▶ [Aim of the task] Those lines of the data that hold the word "value" are to be copied out.

***** Records

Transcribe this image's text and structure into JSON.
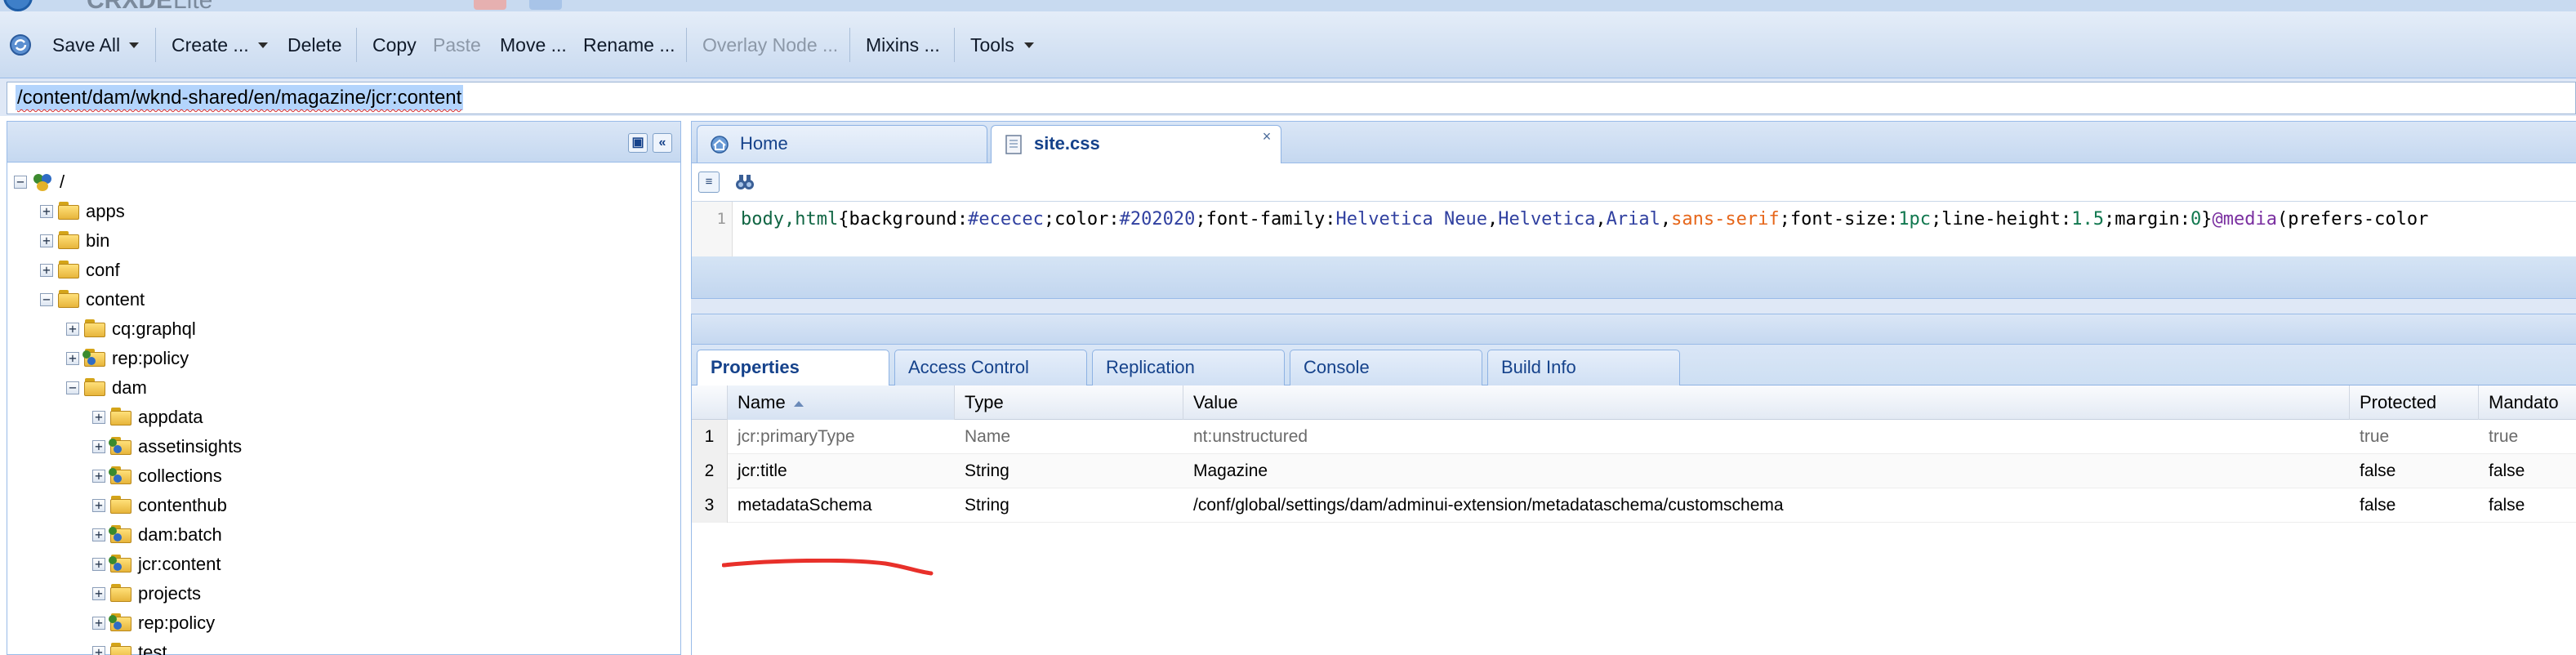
{
  "app": {
    "brand": "CRXDE",
    "edition": "Lite"
  },
  "toolbar": {
    "save_all": "Save All",
    "create": "Create ...",
    "delete": "Delete",
    "copy": "Copy",
    "paste": "Paste",
    "move": "Move ...",
    "rename": "Rename ...",
    "overlay": "Overlay Node ...",
    "mixins": "Mixins ...",
    "tools": "Tools"
  },
  "path": {
    "value": "/content/dam/wknd-shared/en/magazine/jcr:content"
  },
  "tree": {
    "nodes": [
      {
        "label": "/"
      },
      {
        "label": "apps"
      },
      {
        "label": "bin"
      },
      {
        "label": "conf"
      },
      {
        "label": "content"
      },
      {
        "label": "cq:graphql"
      },
      {
        "label": "rep:policy"
      },
      {
        "label": "dam"
      },
      {
        "label": "appdata"
      },
      {
        "label": "assetinsights"
      },
      {
        "label": "collections"
      },
      {
        "label": "contenthub"
      },
      {
        "label": "dam:batch"
      },
      {
        "label": "jcr:content"
      },
      {
        "label": "projects"
      },
      {
        "label": "rep:policy"
      },
      {
        "label": "test"
      }
    ]
  },
  "editor": {
    "tabs": [
      {
        "label": "Home"
      },
      {
        "label": "site.css"
      }
    ],
    "line_number": "1",
    "code": {
      "t1": "body,html",
      "t2": "{background:",
      "t3": "#ececec",
      "t4": ";color:",
      "t5": "#202020",
      "t6": ";font-family:",
      "t7": "Helvetica Neue",
      "t8": ",",
      "t9": "Helvetica",
      "t10": ",",
      "t11": "Arial",
      "t12": ",",
      "t13": "sans-serif",
      "t14": ";font-size:",
      "t15": "1pc",
      "t16": ";line-height:",
      "t17": "1.5",
      "t18": ";margin:",
      "t19": "0",
      "t20": "}",
      "t21": "@media",
      "t22": "(prefers-color"
    }
  },
  "properties": {
    "tabs": [
      "Properties",
      "Access Control",
      "Replication",
      "Console",
      "Build Info"
    ],
    "columns": {
      "name": "Name",
      "type": "Type",
      "value": "Value",
      "protected": "Protected",
      "mandatory": "Mandato"
    },
    "rows": [
      {
        "n": "1",
        "name": "jcr:primaryType",
        "type": "Name",
        "value": "nt:unstructured",
        "protected": "true",
        "mandatory": "true"
      },
      {
        "n": "2",
        "name": "jcr:title",
        "type": "String",
        "value": "Magazine",
        "protected": "false",
        "mandatory": "false"
      },
      {
        "n": "3",
        "name": "metadataSchema",
        "type": "String",
        "value": "/conf/global/settings/dam/adminui-extension/metadataschema/customschema",
        "protected": "false",
        "mandatory": "false"
      }
    ]
  },
  "colors": {
    "accent": "#15428b",
    "panel_border": "#99bbe8",
    "annotation": "#e8302a"
  }
}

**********

▶ [Answer to the problem]
    "value": "/content/dam/wknd-shared/en/magazine/jcr:content"
      "value": "Value",
        "value": "nt:unstructured",
        "value": "Magazine",
        "value": "/conf/global/settings/dam/adminui-extension/metadataschema/customschema",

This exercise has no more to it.